Rockwell, Ronan and Richard Attenborough Riff on Agatha Christie


SEE HOW THEY RUN (2022) poster

There’s been a murder!

Are there four words better to kick off a plot? Agatha Christie didn’t seem to think so. In London’s West End in 1953, Christie’s The Mousetrap is celebrating its 100th performance and is on its way to Hollywood. But an evening that starts with a party takes the inevitable turn for the macabre when the soon-to-be movie director Leo Kopernick (Adrien Brody) is found dead on stage. Was the killer the screenwriter (David Oyelowo) who argued with Kopernick over the plotting? The theater owner (Ruth Wilson) whose profits will shrink with the release of a movie? Star Richard Attenborough (Harris Dickinson) and his wife Sheila Sim (Pearl Chanda)? The Hollywood producer (Reece Shearsmith) and his mistress (Pippa Bennett-Warner)? Only the hungover Inspector Stoppard (Sam Rockwell) and new recruit Constable Stalker (Saoirse Ronan) can tell us whodunnit!

Adrien Brody and David Oyelowo literally fight over a script in SEE HOW THEY RUN (2022)

And what a charming little whodunnit this is! See How They Run is an Agatha Christie riff that both admires her genius and spoofs the repetitive nature of her formulas. Like Knives Out, its self-awareness of its structure sprinkles a refreshing silliness atop of this murder plot’s violence. Central to that silliness is the Rockwell-Ronan juxtaposition—with a pair called Stoppard and Stalker, you know you’re in for a good time. Stoppard (an allusion to playwright Tom Stoppard, who spoofed The Mousetrap in the ‘60s in The Real Inspector Hound) is the classic jaded flatfoot who will only be exhausted by an eager beaver like Stalker. Her enthusiasm means she arrives first on the scene, but her commitment to the rule book means she’s of little use. His years of experience are perfect for refining her ineptitude, but his apathy means he’s always late to the party. Together they almost make one functioning officer of the law.

They also make a killer avatar for the people behind the scenes. Director Tom George and writer Mark Chappell have lengthy IMDb pages for their TV work, but See How They Run is their first big screen feature. Chappell’s script is filled with Easter eggs to Christie’s life and work, and his plotting is careful—like Stalker, the writing is all about the homework. George’s direction, meanwhile, moves with the energy of Stoppard. The camera never rushes, and there are no exclamation points accenting the jokes, which means you may miss out if you’re not paying attention. The pace may be a bit sleepy—as most methodical detective stories are—but don’t mistake it for laziness. The camera’s clever compositions reveal clues instead of lengthy monologues, and though Brody’s victim provides voice-over from the other side a lá Sunset Blvd., we’re not dependent on flashback and narration like in film noir. See How They Run completes its investigation without abusing those tropes, and it does it in 98 minutes. 

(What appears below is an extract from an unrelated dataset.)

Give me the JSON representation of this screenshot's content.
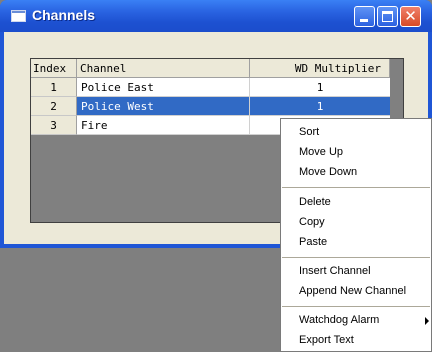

Ania Marson, David Oyelowo, Reece Shearsmith, Ruth Wilson, Sian Clifford, Pearl Chanda, Harris Dickinson, and Jacob Fortune-Lloyd in SEE HOW THEY RUN (2022)

Because I am never one to complain about movies that can be called short or subtle, I will only lament this one has eyes bigger than its runtime. If you compare the poster with my plot summary, you’ll notice several top-billed performers missing from my description. I withheld a few to preserve surprises, but I skipped many because, well, there are just too many. Every actor does fine work with what’s asked of them—Brody especially appears to be having a great time—but only Rockwell and Ronan have the time to create depth. Several suspects have only a few more lines than day players, so they can only hint at character work. I did not guess the culprit, but I’d have been held in greater suspense if several roles were condensed to allow for more development of personalities and motives.

For reasons explained in this film, it’s likely See How They Run is the only screen version of The Mousetrap we’ll see in our lifetimes. Though it’s imperfect, it’s hard to dislike a film that, like Stalker, seems just chuffed to be here, and, like Stoppard, isn’t too concerned about impressing us. Its attempts at cleverness are all in the name of fun, which feels apropos for a 70-year-running production its own author only expected to last a few months on stage.